Enter HRP-5P. The snappily named, humanoid-shaped machine certainly has the look of a brawny builder, at 182cm tall and weighing in at 101 kilogrammes.
And HRP-5P is designed to carry out the same construction tasks that humans currently perform — even when left to its own devices.
HRP-5P “can use the same tools as a man, which is why we gave it the shape of a human — two legs, two arms and a head,” explained one of its creators, Kenji Kaneko from the National Advanced Industrial Science and Technology research facility.
Manufacturers were also promoting the latest in talking robots, which are becoming increasingly “intelligent” in their responses.
Sharp’s Robohon, a cute-as-pie humanoid robot standing only 20 centimeters tall, has been employed since last month to recount to tourists the history of the ancient Imperial capital of Kyoto — in English, Japanese or Chinese.
And very popular among Japanese visitors to the World Robot Summit was a robot replica of Tetsuko Kuroyanagi, one of the country’s top TV stars.
Created in collaboration with Japanese robotics master Hiroshi Ishiguro, the robot replicates the 85-year-old’s facial expressions almost perfectly but conversation with the machine hardly flows.

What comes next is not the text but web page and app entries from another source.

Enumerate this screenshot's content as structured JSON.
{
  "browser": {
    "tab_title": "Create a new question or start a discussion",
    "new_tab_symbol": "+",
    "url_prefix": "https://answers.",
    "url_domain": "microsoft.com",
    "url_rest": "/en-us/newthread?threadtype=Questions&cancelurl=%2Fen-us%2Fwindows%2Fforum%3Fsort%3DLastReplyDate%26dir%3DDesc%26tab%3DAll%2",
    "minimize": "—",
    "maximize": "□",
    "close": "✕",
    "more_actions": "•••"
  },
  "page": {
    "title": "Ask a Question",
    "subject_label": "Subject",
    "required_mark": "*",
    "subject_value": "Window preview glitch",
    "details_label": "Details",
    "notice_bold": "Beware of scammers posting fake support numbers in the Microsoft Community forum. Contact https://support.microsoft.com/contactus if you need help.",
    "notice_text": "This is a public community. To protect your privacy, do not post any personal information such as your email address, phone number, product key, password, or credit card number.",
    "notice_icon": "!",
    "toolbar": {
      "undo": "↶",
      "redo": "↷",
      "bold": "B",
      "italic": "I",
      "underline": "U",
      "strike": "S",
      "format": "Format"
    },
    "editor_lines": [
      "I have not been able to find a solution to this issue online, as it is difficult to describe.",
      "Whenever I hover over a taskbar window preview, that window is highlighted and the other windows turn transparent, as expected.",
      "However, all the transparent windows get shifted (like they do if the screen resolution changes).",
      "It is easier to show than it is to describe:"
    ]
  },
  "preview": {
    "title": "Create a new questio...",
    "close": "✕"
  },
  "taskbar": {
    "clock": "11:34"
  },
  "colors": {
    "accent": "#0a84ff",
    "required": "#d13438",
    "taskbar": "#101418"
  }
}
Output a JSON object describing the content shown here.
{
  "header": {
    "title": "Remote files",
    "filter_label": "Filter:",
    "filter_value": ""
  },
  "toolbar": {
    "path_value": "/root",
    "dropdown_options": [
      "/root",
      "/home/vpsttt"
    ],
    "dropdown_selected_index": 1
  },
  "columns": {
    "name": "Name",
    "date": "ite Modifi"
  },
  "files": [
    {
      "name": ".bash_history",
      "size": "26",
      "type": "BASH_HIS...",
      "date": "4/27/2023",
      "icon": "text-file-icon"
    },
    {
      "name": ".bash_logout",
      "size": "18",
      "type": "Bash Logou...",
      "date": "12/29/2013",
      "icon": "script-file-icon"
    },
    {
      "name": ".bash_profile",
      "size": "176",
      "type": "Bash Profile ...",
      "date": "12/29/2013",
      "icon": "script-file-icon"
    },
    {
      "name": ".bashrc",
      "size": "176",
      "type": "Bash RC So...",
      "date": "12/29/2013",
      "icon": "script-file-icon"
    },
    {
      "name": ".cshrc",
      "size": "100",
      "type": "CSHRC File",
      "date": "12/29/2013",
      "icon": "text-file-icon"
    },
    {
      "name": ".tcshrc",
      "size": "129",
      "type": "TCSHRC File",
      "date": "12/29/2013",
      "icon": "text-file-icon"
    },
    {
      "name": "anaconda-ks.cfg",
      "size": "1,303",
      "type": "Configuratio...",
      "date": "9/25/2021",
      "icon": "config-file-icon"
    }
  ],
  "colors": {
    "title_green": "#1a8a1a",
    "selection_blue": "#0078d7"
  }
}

“The difficulty is being able to create fluid conversations with different people,” said Junji Tomita, engineer at telecoms giant NTT which is also involved in the project.
“The number of possible responses to an open question is so vast that it is very complicated,” admitted Tomita.